A finance manager for a car dealership gets another chance to prove her claim under the Family and Medical Leave Act, the 4th U.S. Circuit Court of Appeals said on Aug. 15.
In an unpublished opinion in Krenzke v. Alexandria Motors Car Inc., the appellate panel reversed an Alexandria federal district court’s summary judgment for a Northern Virginia Lexus dealer on the manager’s FMLA claim. The manager alleged she had to quit when the employer refused to grant her leave.
Under the FMLA, 29 U.S.C. § 2612(a)(1), the employee doesn’t have to explicitly invoke the statute when requesting leave, and in this case, the appellate panel said the employee met the test with a doctor’s note recommending two weeks off from work “due to medical complications and illness.”
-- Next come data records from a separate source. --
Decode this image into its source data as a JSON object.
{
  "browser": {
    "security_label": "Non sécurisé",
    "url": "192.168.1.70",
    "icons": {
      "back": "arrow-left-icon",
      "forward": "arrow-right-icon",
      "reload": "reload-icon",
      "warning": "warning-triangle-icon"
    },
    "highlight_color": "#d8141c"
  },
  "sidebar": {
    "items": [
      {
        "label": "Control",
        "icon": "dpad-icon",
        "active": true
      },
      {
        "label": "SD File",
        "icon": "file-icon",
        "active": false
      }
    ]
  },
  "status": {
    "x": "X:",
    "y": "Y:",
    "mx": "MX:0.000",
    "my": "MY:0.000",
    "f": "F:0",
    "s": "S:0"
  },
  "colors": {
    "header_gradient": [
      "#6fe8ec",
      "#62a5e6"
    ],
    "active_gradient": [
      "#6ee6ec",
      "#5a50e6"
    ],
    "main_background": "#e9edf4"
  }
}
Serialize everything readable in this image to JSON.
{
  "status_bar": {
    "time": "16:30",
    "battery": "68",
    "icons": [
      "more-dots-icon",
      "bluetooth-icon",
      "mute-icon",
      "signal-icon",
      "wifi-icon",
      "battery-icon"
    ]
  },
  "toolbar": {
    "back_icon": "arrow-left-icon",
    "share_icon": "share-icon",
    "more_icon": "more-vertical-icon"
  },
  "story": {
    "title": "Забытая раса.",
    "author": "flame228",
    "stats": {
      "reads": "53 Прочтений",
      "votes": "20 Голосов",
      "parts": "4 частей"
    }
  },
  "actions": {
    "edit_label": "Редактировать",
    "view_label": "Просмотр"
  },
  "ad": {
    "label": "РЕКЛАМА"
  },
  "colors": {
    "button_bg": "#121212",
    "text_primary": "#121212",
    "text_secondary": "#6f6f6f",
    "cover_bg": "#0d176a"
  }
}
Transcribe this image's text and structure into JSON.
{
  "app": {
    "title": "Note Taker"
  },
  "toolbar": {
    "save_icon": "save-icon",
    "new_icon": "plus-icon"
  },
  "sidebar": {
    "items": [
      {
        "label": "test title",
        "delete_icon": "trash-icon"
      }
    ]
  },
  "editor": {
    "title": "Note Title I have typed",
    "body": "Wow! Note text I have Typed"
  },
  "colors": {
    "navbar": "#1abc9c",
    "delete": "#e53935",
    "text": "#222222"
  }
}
The note arguably satisfied requirements for leave requests set out in the company’s employee handbook, the court said, and even if it didn’t, the employee had the right to cure any deficiency under the handbook standard.
And the doctor’s vague reference to “medical complications and illness” sounded like “a serious health condition” under the Act, the panel said, given the medications and diagnostic tests prescribed by the doctor.
By Deborah Elkins